So Jackie is sent off to Seoul to meet the man who may (or may not) be his father. Park Won-Jung (the father) is on his deathbed at a Defence Department Hospital. As Jackie enters the room he notices the catholic cross around the old man’s neck. It appears that Park Won-Jung is Jackie’s father. And not only that, but in the espionage world he was also the most notorious double agent Korea has ever known.

Later after Jackie has left the hospital some opposition agents assault Park Won-Jung in his room. He dies, but leaves behind a carved wooden box with a Holy medal on the front – and inside is the cross necklace and a key. What does the key unlock? Nobody knows. But through the key, and a little game that his father cooked up before his death, Jackie is about to enter the world of espionage. A world that leads him to the rooftops, bath-houses and markets of Istanbul.

The McGuffin in this film is a super drug called Opium Maxa, which you may have guessed, was being manufactured by the bio-chemists who were slaughtered at the beginning of the film. Unbeknownst to Jackie, his inheritance is to track down this drug and not get killed in the process. Along the way there are Turkish thugs, Korean Agents, the C.I.A. and a nosey journalist, all of whom have an interest in getting their hands on the drug. For those interested, in the original Hong Kong version, the McGuffin was an ultra-lethal, weaponized pathogen called Anthrax II. But The Accidental Spy’s American release co-incided with the big Anthrax scare, after September 11. So it had to be changed.

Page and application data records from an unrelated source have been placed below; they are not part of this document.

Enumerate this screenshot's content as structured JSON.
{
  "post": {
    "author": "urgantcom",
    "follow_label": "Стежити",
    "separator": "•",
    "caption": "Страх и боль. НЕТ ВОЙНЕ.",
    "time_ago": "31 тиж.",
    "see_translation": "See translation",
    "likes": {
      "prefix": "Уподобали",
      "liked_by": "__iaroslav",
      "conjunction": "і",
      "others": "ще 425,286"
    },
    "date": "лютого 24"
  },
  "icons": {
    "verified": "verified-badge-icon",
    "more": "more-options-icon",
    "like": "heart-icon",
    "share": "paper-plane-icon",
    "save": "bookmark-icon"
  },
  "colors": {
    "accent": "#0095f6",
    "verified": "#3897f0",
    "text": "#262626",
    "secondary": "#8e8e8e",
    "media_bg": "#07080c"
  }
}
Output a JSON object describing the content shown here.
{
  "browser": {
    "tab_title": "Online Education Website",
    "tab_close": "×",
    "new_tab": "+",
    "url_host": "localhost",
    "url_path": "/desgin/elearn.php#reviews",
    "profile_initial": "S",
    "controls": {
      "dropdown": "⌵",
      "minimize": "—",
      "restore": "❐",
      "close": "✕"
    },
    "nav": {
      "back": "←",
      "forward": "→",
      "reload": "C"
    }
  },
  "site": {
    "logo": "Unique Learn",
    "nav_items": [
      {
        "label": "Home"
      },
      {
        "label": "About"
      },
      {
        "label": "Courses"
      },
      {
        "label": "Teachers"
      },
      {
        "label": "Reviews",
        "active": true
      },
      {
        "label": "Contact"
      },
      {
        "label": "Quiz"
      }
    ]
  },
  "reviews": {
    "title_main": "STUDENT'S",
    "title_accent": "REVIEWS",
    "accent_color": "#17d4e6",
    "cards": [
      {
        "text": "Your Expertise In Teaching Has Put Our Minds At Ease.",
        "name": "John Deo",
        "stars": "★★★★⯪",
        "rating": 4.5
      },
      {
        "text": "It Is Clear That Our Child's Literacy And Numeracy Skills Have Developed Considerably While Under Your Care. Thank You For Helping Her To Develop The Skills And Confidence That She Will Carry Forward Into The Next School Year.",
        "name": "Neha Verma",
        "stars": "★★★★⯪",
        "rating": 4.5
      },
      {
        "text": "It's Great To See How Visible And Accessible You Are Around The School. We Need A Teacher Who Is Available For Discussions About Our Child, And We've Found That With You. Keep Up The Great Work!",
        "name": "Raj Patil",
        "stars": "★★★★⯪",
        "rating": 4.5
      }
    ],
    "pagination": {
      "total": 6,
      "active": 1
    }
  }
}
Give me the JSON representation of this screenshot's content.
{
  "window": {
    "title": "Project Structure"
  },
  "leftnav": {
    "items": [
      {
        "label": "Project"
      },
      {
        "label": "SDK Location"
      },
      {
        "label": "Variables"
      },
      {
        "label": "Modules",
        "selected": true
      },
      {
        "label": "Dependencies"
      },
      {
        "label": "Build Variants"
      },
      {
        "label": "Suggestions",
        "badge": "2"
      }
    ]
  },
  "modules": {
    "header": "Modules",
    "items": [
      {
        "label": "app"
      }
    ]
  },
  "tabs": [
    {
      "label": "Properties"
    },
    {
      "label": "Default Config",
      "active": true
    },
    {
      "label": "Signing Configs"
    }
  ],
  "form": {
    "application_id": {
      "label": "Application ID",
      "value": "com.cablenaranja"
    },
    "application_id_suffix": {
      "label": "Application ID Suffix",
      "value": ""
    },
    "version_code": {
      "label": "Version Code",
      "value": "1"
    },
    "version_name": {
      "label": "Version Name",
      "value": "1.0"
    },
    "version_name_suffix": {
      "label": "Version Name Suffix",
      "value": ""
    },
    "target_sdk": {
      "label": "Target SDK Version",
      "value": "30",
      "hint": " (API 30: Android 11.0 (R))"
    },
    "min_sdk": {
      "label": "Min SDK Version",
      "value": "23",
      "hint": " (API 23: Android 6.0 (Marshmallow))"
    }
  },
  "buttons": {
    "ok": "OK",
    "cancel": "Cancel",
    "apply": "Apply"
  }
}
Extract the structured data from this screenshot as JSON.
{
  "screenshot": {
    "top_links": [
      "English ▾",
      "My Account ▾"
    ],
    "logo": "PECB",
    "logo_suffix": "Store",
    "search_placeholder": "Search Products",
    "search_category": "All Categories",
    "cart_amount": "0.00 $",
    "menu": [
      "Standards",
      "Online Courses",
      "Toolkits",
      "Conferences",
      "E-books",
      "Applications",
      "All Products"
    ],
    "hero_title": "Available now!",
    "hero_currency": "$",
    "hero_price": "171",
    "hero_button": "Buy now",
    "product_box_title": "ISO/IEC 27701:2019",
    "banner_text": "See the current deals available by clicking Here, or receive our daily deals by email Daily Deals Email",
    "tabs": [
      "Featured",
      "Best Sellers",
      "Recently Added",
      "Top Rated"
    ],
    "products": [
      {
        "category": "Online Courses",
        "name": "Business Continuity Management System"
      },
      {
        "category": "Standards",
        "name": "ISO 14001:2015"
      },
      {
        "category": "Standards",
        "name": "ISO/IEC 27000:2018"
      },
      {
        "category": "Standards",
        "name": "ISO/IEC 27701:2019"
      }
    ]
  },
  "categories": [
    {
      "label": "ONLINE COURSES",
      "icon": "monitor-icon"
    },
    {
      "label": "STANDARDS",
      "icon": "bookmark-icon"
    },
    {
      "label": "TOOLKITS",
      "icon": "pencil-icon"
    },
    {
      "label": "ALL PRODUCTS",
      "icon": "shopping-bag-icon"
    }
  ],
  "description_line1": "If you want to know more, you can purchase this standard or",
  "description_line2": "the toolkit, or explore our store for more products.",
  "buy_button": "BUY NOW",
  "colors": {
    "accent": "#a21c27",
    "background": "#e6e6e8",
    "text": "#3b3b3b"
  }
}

The Accidental Spy was made when Jackie Chan was at the peak of his Western popularity, with hit films like Shanghai Noon and Rush Hour 1 & 2. But Jackie still received a lot of criticism that his films didn’t have the same charm and style that his earlier Hong Kong work did. The Accidental Spy seems like an attempt to address that. Even though this re-edited version is produced by Harvey and Max Weinstein (Miramax), this is still very much a Hong Kong film. Despite going back to his roots, this film isn’t one of Chan’s success’s. Sure it’s entertaining in it’s way, and as I mentioned earlier the stunts and fight scenes are choreographed very well, albeit with Jackie’s habit of verging into silly slapstick (the kids love it). The real problems is the script which appears to be written around the stunts rather than fitting the stunts to the story. The ending, which takes place on a tanker truck, while be a fairly entertaining set piece is really quite unrealistic…As my ten year old son said when he saw it ‘why didn’t they hit the breaks and get out of the truck?’ Well yeah –that would have worked too, but wouldn’t be as exciting.

Having said all that, as I have mentioned there are numerous versions of the film. Maybe in other versions the plot is fleshed out more and the ending is more believable – but I can’t see my self scouring the world for the alternative versions to check. In the end, this version of The Accidental Spy is a pleasant enough time killer if you are a fan of Jackie Chan, but as a spy film it is a trifle clumsy.

This review is based on the Miramax Dimension Home Entertainment / Buena Vista Entertainment (Australasia) DVD

Visit the official website

The Accidental Spy (2001-2002)